Source records:
____
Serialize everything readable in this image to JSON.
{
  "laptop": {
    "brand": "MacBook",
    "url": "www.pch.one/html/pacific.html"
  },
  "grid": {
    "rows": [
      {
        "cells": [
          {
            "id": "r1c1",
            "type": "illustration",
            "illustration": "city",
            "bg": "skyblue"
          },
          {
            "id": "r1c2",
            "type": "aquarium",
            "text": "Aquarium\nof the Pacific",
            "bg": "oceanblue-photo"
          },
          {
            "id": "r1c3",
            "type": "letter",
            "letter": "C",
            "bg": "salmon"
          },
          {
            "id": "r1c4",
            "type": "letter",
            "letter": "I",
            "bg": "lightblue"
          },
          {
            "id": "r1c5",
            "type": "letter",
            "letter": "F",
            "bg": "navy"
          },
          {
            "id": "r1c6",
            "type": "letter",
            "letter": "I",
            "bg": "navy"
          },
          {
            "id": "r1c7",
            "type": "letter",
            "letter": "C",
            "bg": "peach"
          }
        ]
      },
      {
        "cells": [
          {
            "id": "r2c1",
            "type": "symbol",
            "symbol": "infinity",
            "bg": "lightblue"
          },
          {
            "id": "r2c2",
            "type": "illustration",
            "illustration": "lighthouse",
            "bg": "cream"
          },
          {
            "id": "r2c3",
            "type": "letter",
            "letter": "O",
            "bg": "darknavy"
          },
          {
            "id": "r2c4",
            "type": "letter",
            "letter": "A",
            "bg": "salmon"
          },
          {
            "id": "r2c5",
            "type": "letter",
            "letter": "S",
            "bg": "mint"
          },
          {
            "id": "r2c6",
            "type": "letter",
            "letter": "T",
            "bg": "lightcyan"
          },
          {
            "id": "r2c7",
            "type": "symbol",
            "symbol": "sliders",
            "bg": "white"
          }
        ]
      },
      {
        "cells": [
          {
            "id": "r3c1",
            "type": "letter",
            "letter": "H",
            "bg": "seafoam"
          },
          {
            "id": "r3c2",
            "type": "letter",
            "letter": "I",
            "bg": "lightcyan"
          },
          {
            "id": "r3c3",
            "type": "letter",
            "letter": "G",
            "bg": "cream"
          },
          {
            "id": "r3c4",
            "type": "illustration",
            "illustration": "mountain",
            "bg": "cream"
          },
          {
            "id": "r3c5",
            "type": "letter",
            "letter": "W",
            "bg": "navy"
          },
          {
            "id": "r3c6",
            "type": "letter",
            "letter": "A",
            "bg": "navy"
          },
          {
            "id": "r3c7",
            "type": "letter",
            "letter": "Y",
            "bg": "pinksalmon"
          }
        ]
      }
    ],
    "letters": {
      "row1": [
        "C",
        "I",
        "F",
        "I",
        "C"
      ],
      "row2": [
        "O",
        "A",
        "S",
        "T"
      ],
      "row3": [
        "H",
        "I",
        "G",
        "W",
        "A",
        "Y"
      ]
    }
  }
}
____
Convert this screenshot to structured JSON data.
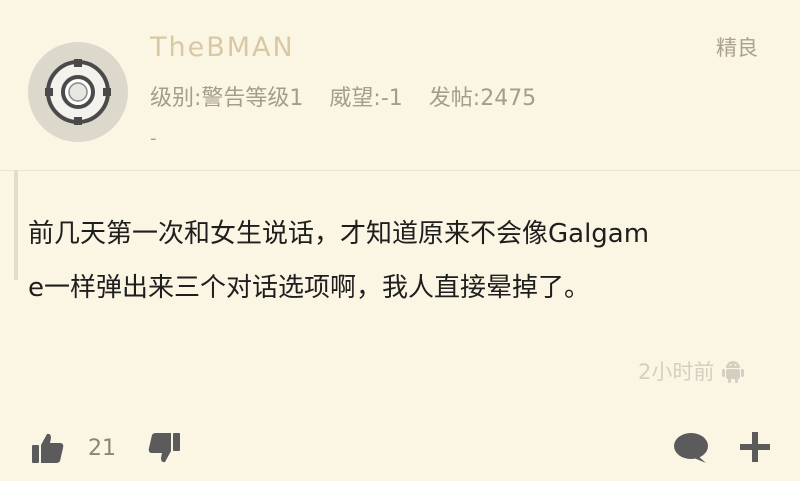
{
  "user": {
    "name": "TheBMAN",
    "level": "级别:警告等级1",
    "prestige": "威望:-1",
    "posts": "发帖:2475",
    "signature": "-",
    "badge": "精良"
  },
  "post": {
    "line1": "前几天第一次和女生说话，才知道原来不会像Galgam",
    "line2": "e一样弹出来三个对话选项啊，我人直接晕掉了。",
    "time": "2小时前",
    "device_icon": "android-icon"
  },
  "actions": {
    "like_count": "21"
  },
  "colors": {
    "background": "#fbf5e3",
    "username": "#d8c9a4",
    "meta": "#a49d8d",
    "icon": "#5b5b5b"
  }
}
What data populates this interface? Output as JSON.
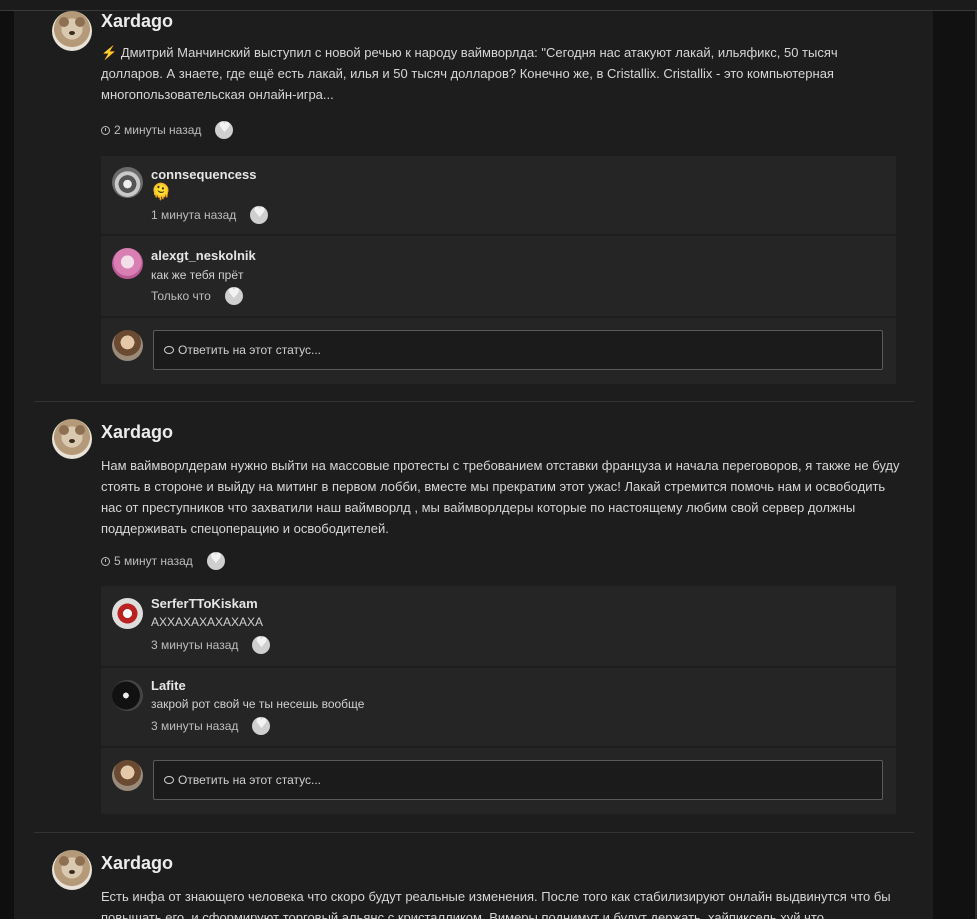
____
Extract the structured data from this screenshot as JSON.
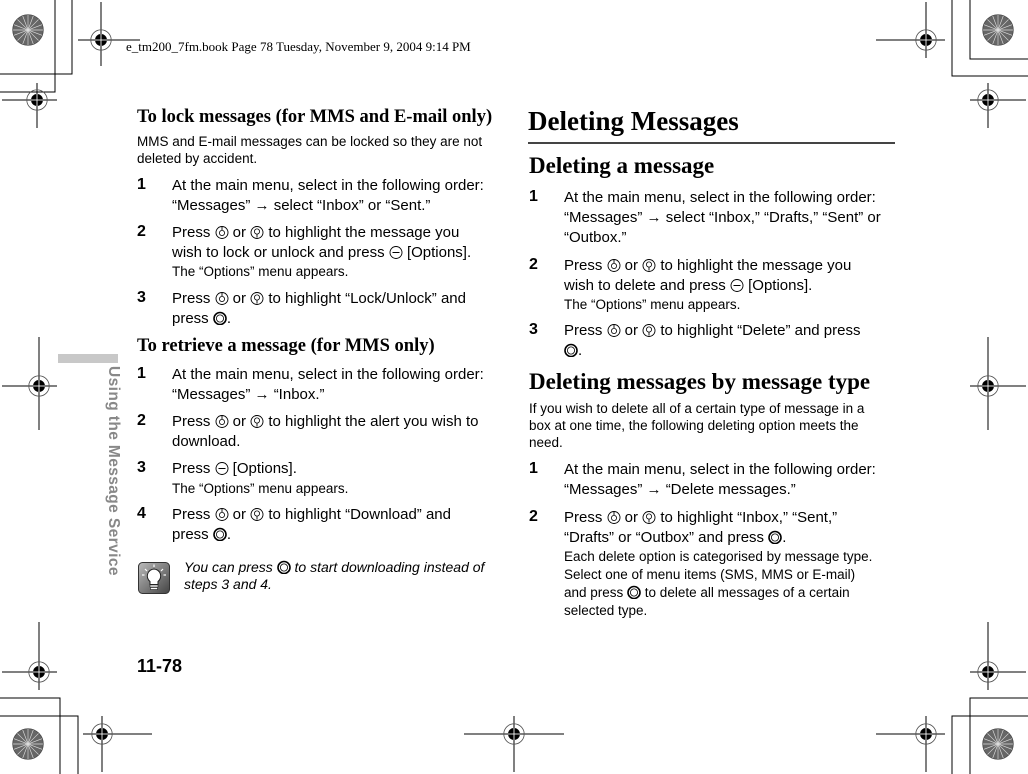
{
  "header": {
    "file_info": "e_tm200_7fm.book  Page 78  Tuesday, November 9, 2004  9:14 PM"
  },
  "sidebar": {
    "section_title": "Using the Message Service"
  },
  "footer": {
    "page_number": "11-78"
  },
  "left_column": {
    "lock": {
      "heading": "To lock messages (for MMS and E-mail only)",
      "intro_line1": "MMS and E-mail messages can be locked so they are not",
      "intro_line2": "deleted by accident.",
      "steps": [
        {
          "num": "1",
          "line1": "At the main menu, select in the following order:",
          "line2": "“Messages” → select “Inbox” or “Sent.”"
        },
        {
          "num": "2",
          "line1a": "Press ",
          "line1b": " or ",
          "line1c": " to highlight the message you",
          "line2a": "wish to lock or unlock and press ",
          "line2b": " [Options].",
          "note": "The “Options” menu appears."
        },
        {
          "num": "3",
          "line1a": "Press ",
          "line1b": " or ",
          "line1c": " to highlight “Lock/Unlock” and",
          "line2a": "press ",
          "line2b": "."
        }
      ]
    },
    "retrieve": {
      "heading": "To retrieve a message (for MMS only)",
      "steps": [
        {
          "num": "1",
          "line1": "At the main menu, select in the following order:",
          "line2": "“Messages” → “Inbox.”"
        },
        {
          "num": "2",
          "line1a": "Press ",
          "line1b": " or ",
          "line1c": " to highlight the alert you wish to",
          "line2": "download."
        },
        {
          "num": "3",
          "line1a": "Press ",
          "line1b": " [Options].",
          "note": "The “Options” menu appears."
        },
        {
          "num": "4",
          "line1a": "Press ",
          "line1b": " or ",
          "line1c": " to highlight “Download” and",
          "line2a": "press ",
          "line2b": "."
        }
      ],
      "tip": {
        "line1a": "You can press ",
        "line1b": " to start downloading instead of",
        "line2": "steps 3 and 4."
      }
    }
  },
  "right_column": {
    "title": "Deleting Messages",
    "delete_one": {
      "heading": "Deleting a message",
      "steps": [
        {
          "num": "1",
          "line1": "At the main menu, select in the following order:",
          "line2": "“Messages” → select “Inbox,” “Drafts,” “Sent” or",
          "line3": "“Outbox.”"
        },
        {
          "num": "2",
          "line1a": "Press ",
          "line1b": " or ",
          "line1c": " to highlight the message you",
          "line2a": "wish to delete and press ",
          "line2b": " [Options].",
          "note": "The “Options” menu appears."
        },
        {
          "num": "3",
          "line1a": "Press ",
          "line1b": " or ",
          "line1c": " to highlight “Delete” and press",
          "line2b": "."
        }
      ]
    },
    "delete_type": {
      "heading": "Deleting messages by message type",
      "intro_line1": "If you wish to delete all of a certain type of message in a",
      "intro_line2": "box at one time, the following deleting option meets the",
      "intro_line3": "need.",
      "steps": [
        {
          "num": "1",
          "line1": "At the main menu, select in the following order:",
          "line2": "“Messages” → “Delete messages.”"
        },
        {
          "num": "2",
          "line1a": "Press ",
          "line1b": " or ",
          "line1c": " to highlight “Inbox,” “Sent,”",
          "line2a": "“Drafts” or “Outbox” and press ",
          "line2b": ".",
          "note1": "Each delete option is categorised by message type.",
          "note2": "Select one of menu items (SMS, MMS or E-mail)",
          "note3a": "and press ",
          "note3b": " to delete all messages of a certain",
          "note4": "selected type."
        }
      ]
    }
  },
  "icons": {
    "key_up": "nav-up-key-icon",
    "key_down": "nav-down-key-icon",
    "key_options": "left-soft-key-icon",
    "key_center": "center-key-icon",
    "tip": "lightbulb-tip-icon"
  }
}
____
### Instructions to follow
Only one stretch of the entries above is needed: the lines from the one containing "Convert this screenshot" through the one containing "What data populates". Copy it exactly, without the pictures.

### Written answer
Convert this screenshot to structured JSON data.
{
  "user": {
    "name": "TheBMAN",
    "level": "级别:警告等级1",
    "prestige": "威望:-1",
    "posts": "发帖:2475",
    "signature": "-",
    "badge": "精良"
  },
  "post": {
    "line1": "前几天第一次和女生说话，才知道原来不会像Galgam",
    "line2": "e一样弹出来三个对话选项啊，我人直接晕掉了。",
    "time": "2小时前",
    "device_icon": "android-icon"
  },
  "actions": {
    "like_count": "21"
  },
  "colors": {
    "background": "#fbf5e3",
    "username": "#d8c9a4",
    "meta": "#a49d8d",
    "icon": "#5b5b5b"
  }
}
What data populates this interface? Output as JSON.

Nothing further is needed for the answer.